Try it:
Check every line of the material below for the string "documents", and return the ones that have it.

Provided data:
····················

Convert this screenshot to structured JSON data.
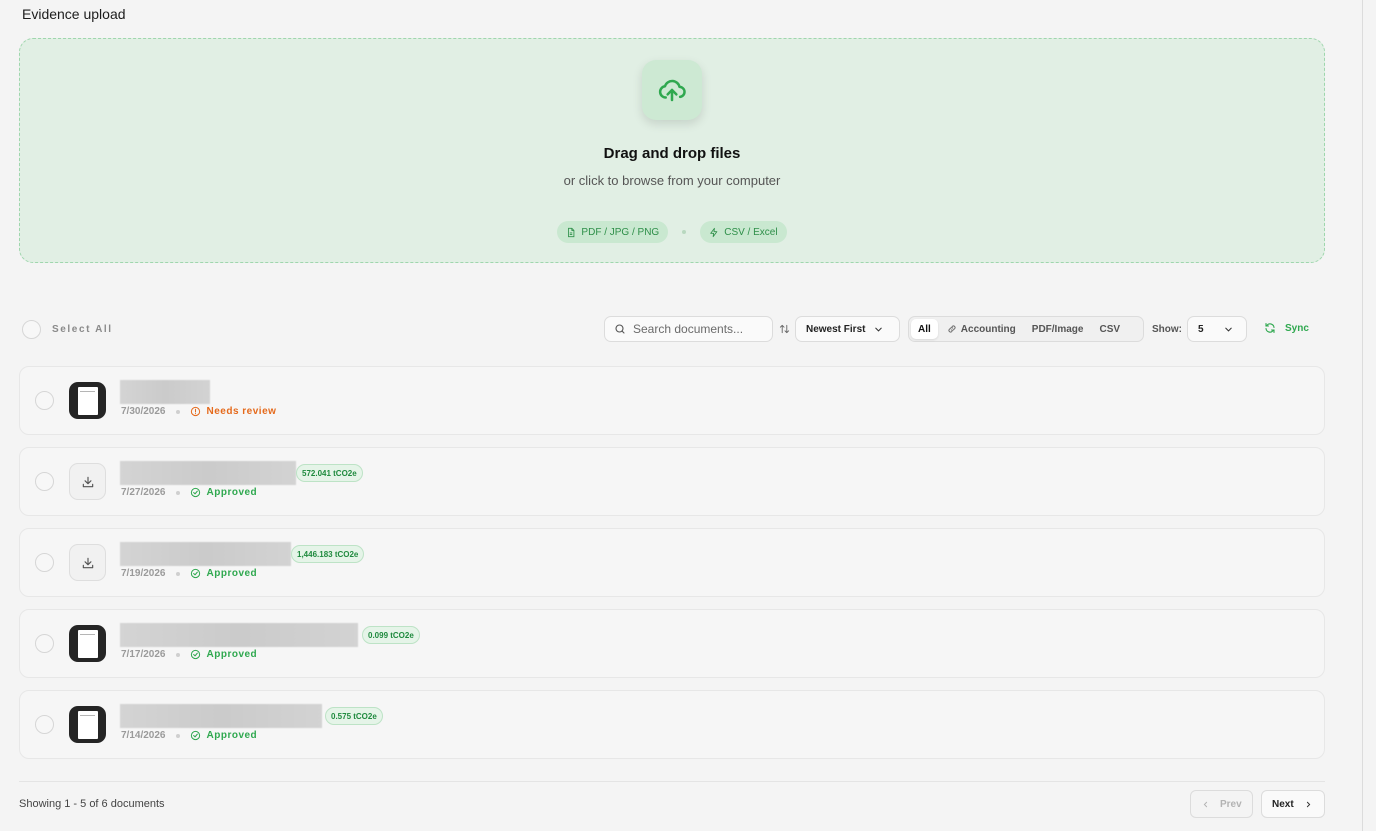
{
  "page": {
    "title": "Evidence upload"
  },
  "upload": {
    "title": "Drag and drop files",
    "subtitle": "or click to browse from your computer",
    "chips": [
      {
        "label": "PDF / JPG / PNG",
        "icon": "file-icon"
      },
      {
        "label": "CSV / Excel",
        "icon": "lightning-icon"
      }
    ],
    "icon": "cloud-upload-icon"
  },
  "toolbar": {
    "select_all": "Select All",
    "search_placeholder": "Search documents...",
    "sort": "Newest First",
    "filters": [
      "All",
      "Accounting",
      "PDF/Image",
      "CSV"
    ],
    "show_label": "Show:",
    "show_value": "5",
    "sync": "Sync"
  },
  "documents": [
    {
      "date": "7/30/2026",
      "status": "Needs review",
      "emission": ""
    },
    {
      "date": "7/27/2026",
      "status": "Approved",
      "emission": "572.041 tCO2e"
    },
    {
      "date": "7/19/2026",
      "status": "Approved",
      "emission": "1,446.183 tCO2e"
    },
    {
      "date": "7/17/2026",
      "status": "Approved",
      "emission": "0.099 tCO2e"
    },
    {
      "date": "7/14/2026",
      "status": "Approved",
      "emission": "0.575 tCO2e"
    }
  ],
  "pagination": {
    "summary": "Showing 1 - 5 of 6 documents",
    "prev": "Prev",
    "next": "Next"
  },
  "colors": {
    "accent_green": "#2fa84f",
    "warning_orange": "#e56a1c",
    "dropzone_bg": "#e1efe4"
  }
}
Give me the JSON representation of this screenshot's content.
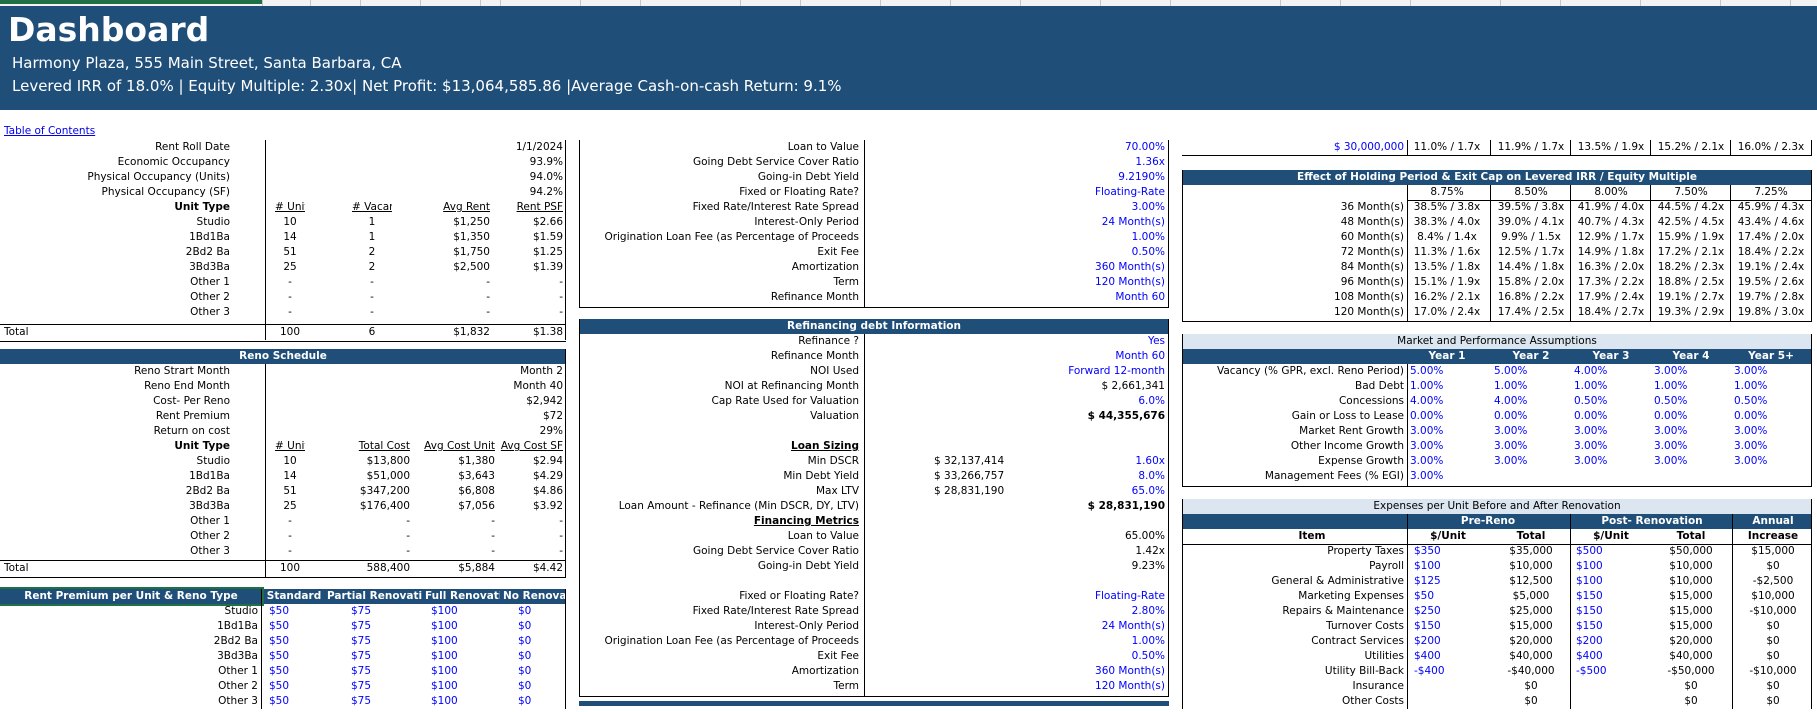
{
  "dashboard": {
    "title": "Dashboard",
    "address": "Harmony Plaza, 555 Main Street, Santa Barbara, CA",
    "summary": "Levered IRR of 18.0% | Equity Multiple: 2.30x| Net Profit: $13,064,585.86 |Average Cash-on-cash Return: 9.1%",
    "toc": "Table of Contents"
  },
  "colors": {
    "header_blue": "#1f4e79",
    "light_blue": "#dce6f1",
    "input_blue": "#0000ff"
  },
  "rent_roll": {
    "kv": [
      [
        "Rent Roll Date",
        "1/1/2024"
      ],
      [
        "Economic Occupancy",
        "93.9%"
      ],
      [
        "Physical Occupancy (Units)",
        "94.0%"
      ],
      [
        "Physical Occupancy (SF)",
        "94.2%"
      ]
    ],
    "headers": [
      "Unit Type",
      "# Units",
      "# Vacant",
      "Avg Rent",
      "Rent PSF"
    ],
    "rows": [
      [
        "Studio",
        "10",
        "1",
        "$1,250",
        "$2.66"
      ],
      [
        "1Bd1Ba",
        "14",
        "1",
        "$1,350",
        "$1.59"
      ],
      [
        "2Bd2 Ba",
        "51",
        "2",
        "$1,750",
        "$1.25"
      ],
      [
        "3Bd3Ba",
        "25",
        "2",
        "$2,500",
        "$1.39"
      ],
      [
        "Other 1",
        "-",
        "-",
        "-",
        "-"
      ],
      [
        "Other 2",
        "-",
        "-",
        "-",
        "-"
      ],
      [
        "Other 3",
        "-",
        "-",
        "-",
        "-"
      ]
    ],
    "total": [
      "Total",
      "100",
      "6",
      "$1,832",
      "$1.38"
    ]
  },
  "reno": {
    "title": "Reno Schedule",
    "kv": [
      [
        "Reno Strart Month",
        "Month 2"
      ],
      [
        "Reno End Month",
        "Month 40"
      ],
      [
        "Cost- Per Reno",
        "$2,942"
      ],
      [
        "Rent Premium",
        "$72"
      ],
      [
        "Return on cost",
        "29%"
      ]
    ],
    "headers": [
      "Unit Type",
      "# Units",
      "Total Cost",
      "Avg Cost Unit",
      "Avg Cost SF"
    ],
    "rows": [
      [
        "Studio",
        "10",
        "$13,800",
        "$1,380",
        "$2.94"
      ],
      [
        "1Bd1Ba",
        "14",
        "$51,000",
        "$3,643",
        "$4.29"
      ],
      [
        "2Bd2 Ba",
        "51",
        "$347,200",
        "$6,808",
        "$4.86"
      ],
      [
        "3Bd3Ba",
        "25",
        "$176,400",
        "$7,056",
        "$3.92"
      ],
      [
        "Other 1",
        "-",
        "-",
        "-",
        "-"
      ],
      [
        "Other 2",
        "-",
        "-",
        "-",
        "-"
      ],
      [
        "Other 3",
        "-",
        "-",
        "-",
        "-"
      ]
    ],
    "total": [
      "Total",
      "100",
      "588,400",
      "$5,884",
      "$4.42"
    ]
  },
  "premium": {
    "title": "Rent Premium per Unit & Reno Type",
    "headers": [
      "Standard",
      "Partial Renovation",
      "Full Renovation",
      "No Renovation"
    ],
    "rows": [
      [
        "Studio",
        "$50",
        "$75",
        "$100",
        "$0"
      ],
      [
        "1Bd1Ba",
        "$50",
        "$75",
        "$100",
        "$0"
      ],
      [
        "2Bd2 Ba",
        "$50",
        "$75",
        "$100",
        "$0"
      ],
      [
        "3Bd3Ba",
        "$50",
        "$75",
        "$100",
        "$0"
      ],
      [
        "Other 1",
        "$50",
        "$75",
        "$100",
        "$0"
      ],
      [
        "Other 2",
        "$50",
        "$75",
        "$100",
        "$0"
      ],
      [
        "Other 3",
        "$50",
        "$75",
        "$100",
        "$0"
      ]
    ]
  },
  "loan": {
    "rows": [
      [
        "Loan to Value",
        "70.00%"
      ],
      [
        "Going Debt Service Cover Ratio",
        "1.36x"
      ],
      [
        "Going-in Debt Yield",
        "9.2190%"
      ],
      [
        "Fixed or Floating Rate?",
        "Floating-Rate"
      ],
      [
        "Fixed Rate/Interest Rate Spread",
        "3.00%"
      ],
      [
        "Interest-Only Period",
        "24 Month(s)"
      ],
      [
        "Origination Loan Fee (as Percentage of Proceeds",
        "1.00%"
      ],
      [
        "Exit Fee",
        "0.50%"
      ],
      [
        "Amortization",
        "360 Month(s)"
      ],
      [
        "Term",
        "120 Month(s)"
      ],
      [
        "Refinance Month",
        "Month 60"
      ]
    ]
  },
  "refi": {
    "title": "Refinancing debt Information",
    "top": [
      [
        "Refinance ?",
        "Yes"
      ],
      [
        "Refinance Month",
        "Month 60"
      ],
      [
        "NOI Used",
        "Forward 12-month"
      ],
      [
        "NOI at Refinancing Month",
        "$ 2,661,341"
      ],
      [
        "Cap Rate Used for Valuation",
        "6.0%"
      ],
      [
        "Valuation",
        "$ 44,355,676"
      ]
    ],
    "sizing_title": "Loan Sizing",
    "sizing": [
      [
        "Min DSCR",
        "$ 32,137,414",
        "1.60x"
      ],
      [
        "Min Debt Yield",
        "$ 33,266,757",
        "8.0%"
      ],
      [
        "Max LTV",
        "$ 28,831,190",
        "65.0%"
      ]
    ],
    "loan_amount": [
      "Loan Amount - Refinance (Min DSCR, DY, LTV)",
      "$ 28,831,190"
    ],
    "metrics_title": "Financing Metrics",
    "metrics": [
      [
        "Loan to Value",
        "65.00%"
      ],
      [
        "Going Debt Service Cover Ratio",
        "1.42x"
      ],
      [
        "Going-in Debt Yield",
        "9.23%"
      ]
    ],
    "terms": [
      [
        "Fixed or Floating Rate?",
        "Floating-Rate"
      ],
      [
        "Fixed Rate/Interest Rate Spread",
        "2.80%"
      ],
      [
        "Interest-Only Period",
        "24 Month(s)"
      ],
      [
        "Origination Loan Fee (as Percentage of Proceeds",
        "1.00%"
      ],
      [
        "Exit Fee",
        "0.50%"
      ],
      [
        "Amortization",
        "360 Month(s)"
      ],
      [
        "Term",
        "120 Month(s)"
      ]
    ]
  },
  "sens_top": {
    "label": "$ 30,000,000",
    "values": [
      "11.0% / 1.7x",
      "11.9% / 1.7x",
      "13.5% / 1.9x",
      "15.2% / 2.1x",
      "16.0% / 2.3x"
    ]
  },
  "sens": {
    "title": "Effect of Holding Period & Exit Cap on Levered IRR / Equity Multiple",
    "caps": [
      "8.75%",
      "8.50%",
      "8.00%",
      "7.50%",
      "7.25%"
    ],
    "rows": [
      [
        "36 Month(s)",
        "38.5% / 3.8x",
        "39.5% / 3.8x",
        "41.9% / 4.0x",
        "44.5% / 4.2x",
        "45.9% / 4.3x"
      ],
      [
        "48 Month(s)",
        "38.3% / 4.0x",
        "39.0% / 4.1x",
        "40.7% / 4.3x",
        "42.5% / 4.5x",
        "43.4% / 4.6x"
      ],
      [
        "60 Month(s)",
        "8.4% / 1.4x",
        "9.9% / 1.5x",
        "12.9% / 1.7x",
        "15.9% / 1.9x",
        "17.4% / 2.0x"
      ],
      [
        "72 Month(s)",
        "11.3% / 1.6x",
        "12.5% / 1.7x",
        "14.9% / 1.8x",
        "17.2% / 2.1x",
        "18.4% / 2.2x"
      ],
      [
        "84 Month(s)",
        "13.5% / 1.8x",
        "14.4% / 1.8x",
        "16.3% / 2.0x",
        "18.2% / 2.3x",
        "19.1% / 2.4x"
      ],
      [
        "96 Month(s)",
        "15.1% / 1.9x",
        "15.8% / 2.0x",
        "17.3% / 2.2x",
        "18.8% / 2.5x",
        "19.5% / 2.6x"
      ],
      [
        "108 Month(s)",
        "16.2% / 2.1x",
        "16.8% / 2.2x",
        "17.9% / 2.4x",
        "19.1% / 2.7x",
        "19.7% / 2.8x"
      ],
      [
        "120 Month(s)",
        "17.0% / 2.4x",
        "17.4% / 2.5x",
        "18.4% / 2.7x",
        "19.3% / 2.9x",
        "19.8% / 3.0x"
      ]
    ]
  },
  "market": {
    "title": "Market and Performance Assumptions",
    "years": [
      "Year 1",
      "Year 2",
      "Year 3",
      "Year 4",
      "Year 5+"
    ],
    "rows": [
      [
        "Vacancy (% GPR, excl. Reno Period)",
        "5.00%",
        "5.00%",
        "4.00%",
        "3.00%",
        "3.00%"
      ],
      [
        "Bad Debt",
        "1.00%",
        "1.00%",
        "1.00%",
        "1.00%",
        "1.00%"
      ],
      [
        "Concessions",
        "4.00%",
        "4.00%",
        "0.50%",
        "0.50%",
        "0.50%"
      ],
      [
        "Gain or Loss to Lease",
        "0.00%",
        "0.00%",
        "0.00%",
        "0.00%",
        "0.00%"
      ],
      [
        "Market Rent Growth",
        "3.00%",
        "3.00%",
        "3.00%",
        "3.00%",
        "3.00%"
      ],
      [
        "Other Income Growth",
        "3.00%",
        "3.00%",
        "3.00%",
        "3.00%",
        "3.00%"
      ],
      [
        "Expense Growth",
        "3.00%",
        "3.00%",
        "3.00%",
        "3.00%",
        "3.00%"
      ],
      [
        "Management Fees (% EGI)",
        "3.00%",
        "",
        "",
        "",
        ""
      ]
    ]
  },
  "expenses": {
    "title": "Expenses per Unit Before and After Renovation",
    "group_pre": "Pre-Reno",
    "group_post": "Post- Renovation",
    "annual": "Annual",
    "increase": "Increase",
    "item": "Item",
    "unit": "$/Unit",
    "total": "Total",
    "rows": [
      [
        "Property Taxes",
        "$350",
        "$35,000",
        "$500",
        "$50,000",
        "$15,000"
      ],
      [
        "Payroll",
        "$100",
        "$10,000",
        "$100",
        "$10,000",
        "$0"
      ],
      [
        "General & Administrative",
        "$125",
        "$12,500",
        "$100",
        "$10,000",
        "-$2,500"
      ],
      [
        "Marketing Expenses",
        "$50",
        "$5,000",
        "$150",
        "$15,000",
        "$10,000"
      ],
      [
        "Repairs & Maintenance",
        "$250",
        "$25,000",
        "$150",
        "$15,000",
        "-$10,000"
      ],
      [
        "Turnover Costs",
        "$150",
        "$15,000",
        "$150",
        "$15,000",
        "$0"
      ],
      [
        "Contract Services",
        "$200",
        "$20,000",
        "$200",
        "$20,000",
        "$0"
      ],
      [
        "Utilities",
        "$400",
        "$40,000",
        "$400",
        "$40,000",
        "$0"
      ],
      [
        "Utility Bill-Back",
        "-$400",
        "-$40,000",
        "-$500",
        "-$50,000",
        "-$10,000"
      ],
      [
        "Insurance",
        "",
        "$0",
        "",
        "$0",
        "$0"
      ],
      [
        "Other Costs",
        "",
        "$0",
        "",
        "$0",
        "$0"
      ]
    ]
  }
}
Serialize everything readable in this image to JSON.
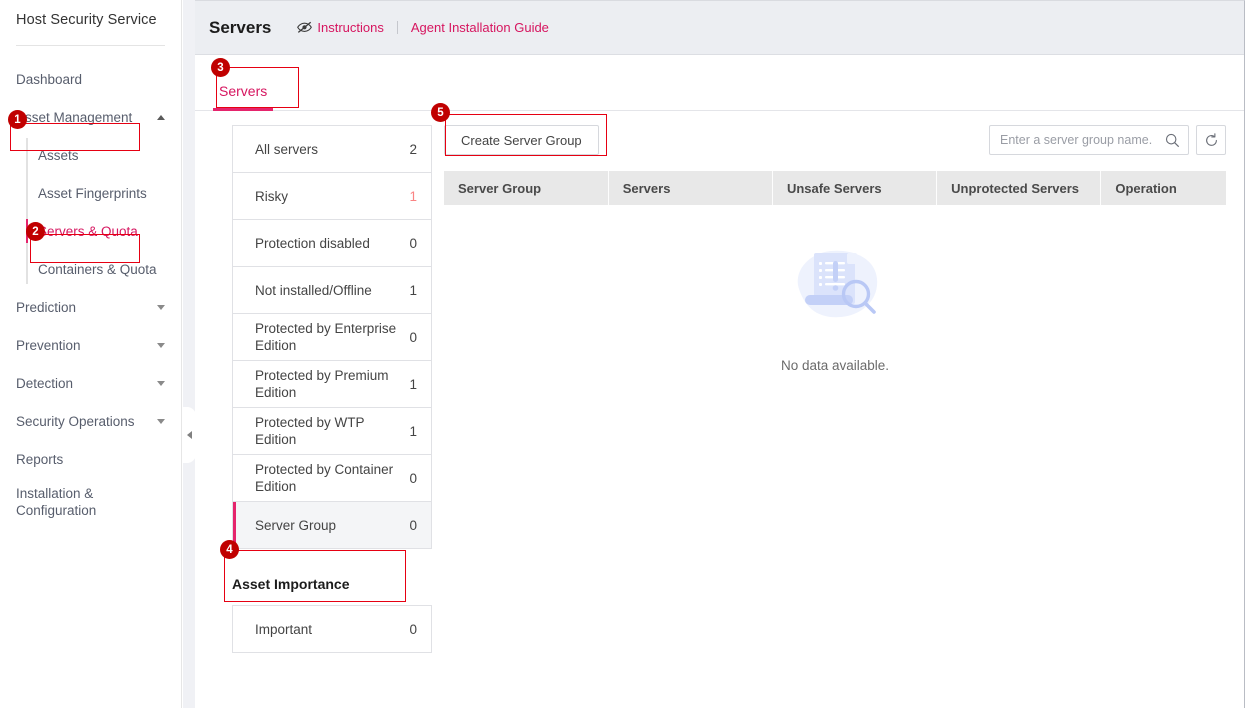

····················

Your solution:
    "search_placeholder": "Search documents...",
  "documents": [
    "summary": "Showing 1 - 5 of 6 documents",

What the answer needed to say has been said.